Originally Posted by bob_m10
It seems strange to me that you would use the efficiency of bracing to determine or increase DB output of the sub. I would imagine you would determine an appropriate enclosure volume during design phase of the sub and then look to efficient bracing schemes to shrink the size/weight or lower cost of building the box like Bill has been recommending.
Sometimes the sheet material decides what is efficient. Like my white speakers:
The depth is exactly the max you can get from using half the width of the sheet material I used. And the height is exactly the max you can get from the height of the sheet material, if you want two sections in the height of the sheet. And the baffle is exactly the smallest size you can have, and still fit the woofer dimension by width. And just a few inches taller than it needs to be to fit the woofer, horn and two vents on the baffle face (so that the vents don't have to be elsewhere). The vent is precisely as long as is possible without having bends (which wouldn't fit because of the massive woofer basket). And the vent is precisely as big area as to avoid port noise (there's danger of port noise at 50-60hz at extreme output though, still haven't gotten the opportunity to test if the vents need to be slightly bigger for max output).

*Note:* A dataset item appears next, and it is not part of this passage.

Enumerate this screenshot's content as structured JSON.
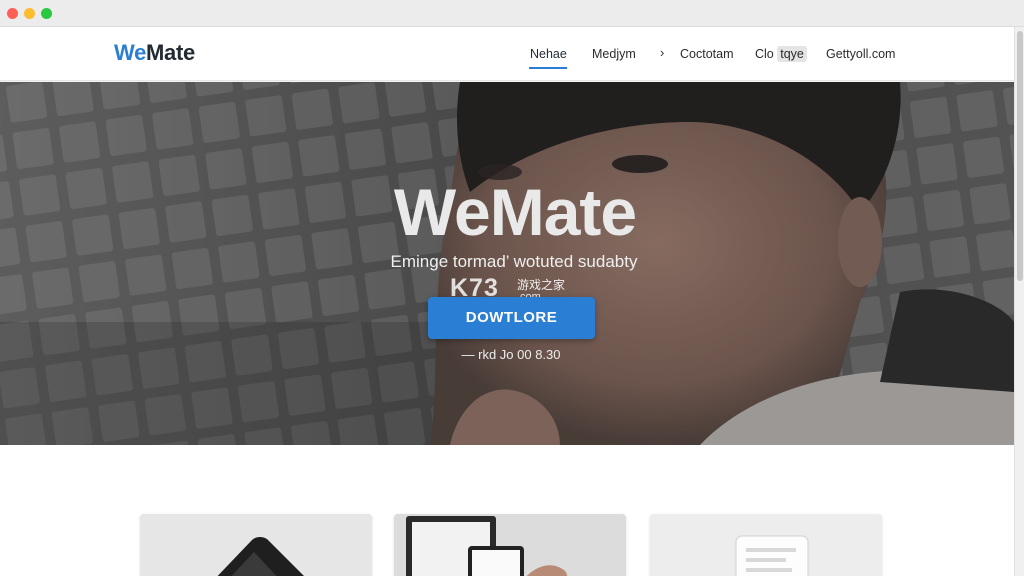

I built these two speakers from three 600x2400x22mm sheets of HDP and still had strips left for strengthening (but didn't use any strengthening, its so stiff material and wanted to know how exactly they would behave alone, these aren't the "production-run" versions after all).

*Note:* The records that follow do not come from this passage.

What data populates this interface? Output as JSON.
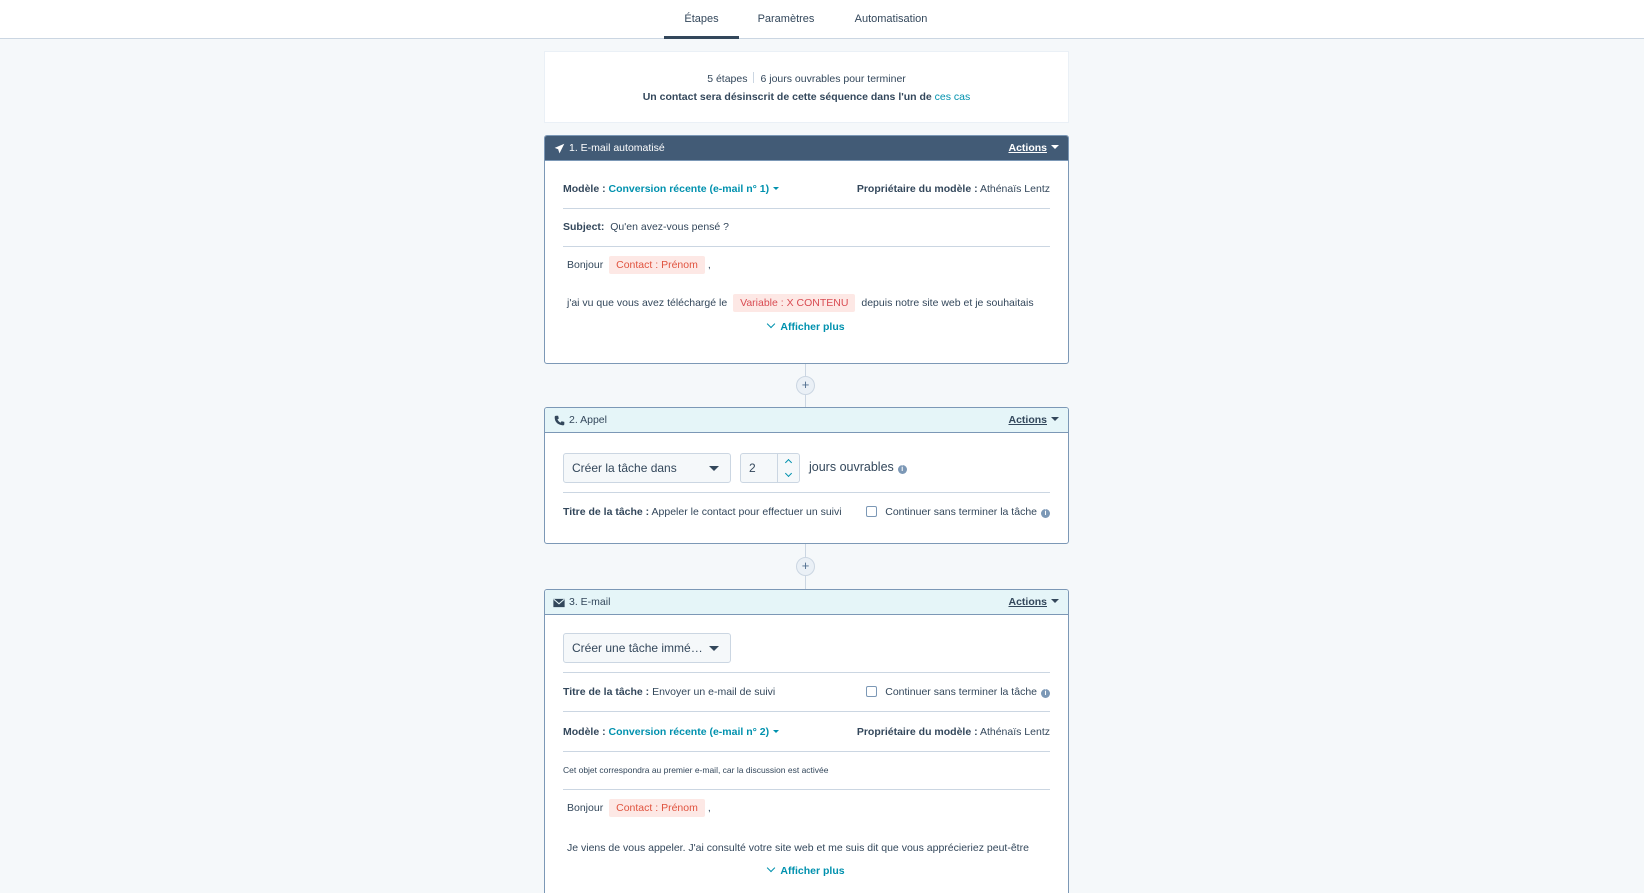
{
  "tabs": [
    {
      "label": "Étapes"
    },
    {
      "label": "Paramètres"
    },
    {
      "label": "Automatisation"
    }
  ],
  "summary": {
    "steps": "5 étapes",
    "days": "6 jours ouvrables pour terminer",
    "unenroll_text": "Un contact sera désinscrit de cette séquence dans l'un de",
    "unenroll_link": "ces cas"
  },
  "steps": [
    {
      "title": "1. E-mail automatisé",
      "actions": "Actions",
      "template_label": "Modèle :",
      "template_value": "Conversion récente (e-mail n° 1)",
      "owner_label": "Propriétaire du modèle :",
      "owner_value": "Athénaïs Lentz",
      "subject_label": "Subject:",
      "subject_value": "Qu'en avez-vous pensé ?",
      "greeting": "Bonjour",
      "greeting_token": "Contact : Prénom",
      "greeting_end": ",",
      "body_start": "j'ai vu que vous avez téléchargé le",
      "body_token": "Variable : X CONTENU",
      "body_end": "depuis notre site web et je souhaitais",
      "show_more": "Afficher plus"
    },
    {
      "title": "2. Appel",
      "actions": "Actions",
      "task_select": "Créer la tâche dans",
      "delay_value": "2",
      "delay_unit": "jours ouvrables",
      "task_title_label": "Titre de la tâche :",
      "task_title_value": "Appeler le contact pour effectuer un suivi",
      "continue_label": "Continuer sans terminer la tâche"
    },
    {
      "title": "3. E-mail",
      "actions": "Actions",
      "task_select": "Créer une tâche immé…",
      "task_title_label": "Titre de la tâche :",
      "task_title_value": "Envoyer un e-mail de suivi",
      "continue_label": "Continuer sans terminer la tâche",
      "template_label": "Modèle :",
      "template_value": "Conversion récente (e-mail n° 2)",
      "owner_label": "Propriétaire du modèle :",
      "owner_value": "Athénaïs Lentz",
      "thread_note": "Cet objet correspondra au premier e-mail, car la discussion est activée",
      "greeting": "Bonjour",
      "greeting_token": "Contact : Prénom",
      "greeting_end": ",",
      "body": "Je viens de vous appeler. J'ai consulté votre site web et me suis dit que vous apprécieriez peut-être",
      "show_more": "Afficher plus"
    }
  ],
  "icons": {
    "step1": "paper-plane-icon",
    "step2": "phone-icon",
    "step3": "envelope-icon",
    "info": "info-icon",
    "add": "plus-icon"
  },
  "colors": {
    "accent": "#0091ae",
    "header_dark": "#425b76",
    "header_light": "#e5f5f8",
    "token_bg": "#fde8e5",
    "token_text": "#e0533f"
  }
}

Therefore, the response leaves something to be desired.
If I can make the next version of this enclosure stiffer than this one, yet have more internal room, even by a couple liters, then the output can be significantly better at low frequencies. Well, "significantly" by my use of the word. And just touching the faces, even the top and bottom faces that are reinforced with steel handles and speakon terminals, there's significant movement. Well, "significant" as I use it, I want zero detectable movement if I can get it. Then I can remove almost all the filler (there's about 2cm layer of fiber on all six surfaces).
I'm even trying to find out how much benefit there would be in changing from the 40kg/m^3 pillow-filler to 800kg/m^3 of coconut coir matting for erosion control.
You could of course use the more volume-efficient bracing to double or triple the amount of bracing you have. Perhaps not a benefit on certain subwoofers, but at least for LCR's its almost never enough stiffening (the way high end speakers get around this is simply to fill it with several layers of different density of stuffing material. Completely 100% stuffed speakers aren't uncommon). If I didn't want to lose bass output from my standalone LR setup I might just have filled them completely with stuffing as well.
Originally Posted by Augerhandle
I call bull*****. Stick bracing for a typical Marty Sub takes up less than 2.25% of the net volume. reducing that percentage will not make any appreciable difference to how the subwoofer works or sounds. One might as well install mini I-beams, it would still be as pointless.
If you have a certain external size limit, like me as explained above, then the more volume your bracing uses the less efficiency you get. For people who are so far along the line so as to have 4+ big subwoofers and whatnot, then 1db here or there is a lot of money. Doubling the amount of woofers and amps would add only 6db, so you want every bit of efficiency you can reasonably expect to get from what is very very very cheap comparatively (bracing the enclosure, even if complex bracing, its still cheap, it practically only costs time).
Btw, a typical marty isn't braced a lot. It doesn't really need to be. But in any case you could get a lot more output if you didn't need any filler in a marty because of having a very rigid enclosure. Well, "a lot more" being comparative to its cost. 1db more output from a double subwoofer setup by bracing and removing filler isn't difficult. If it costs you 2 grand to double your wooferage to 4 with twice the amps, then 1db for 10 bucks or something in glue in addition to some cut-off material, is a quite rational expenditure of calories.
If you get the material to reach farther, getting more stiffness for the same volume of material, its even better. And once we figure out a very very efficient bracing scheme, it will be as easy for everyone to copy as a marty design for UM18-22 or something.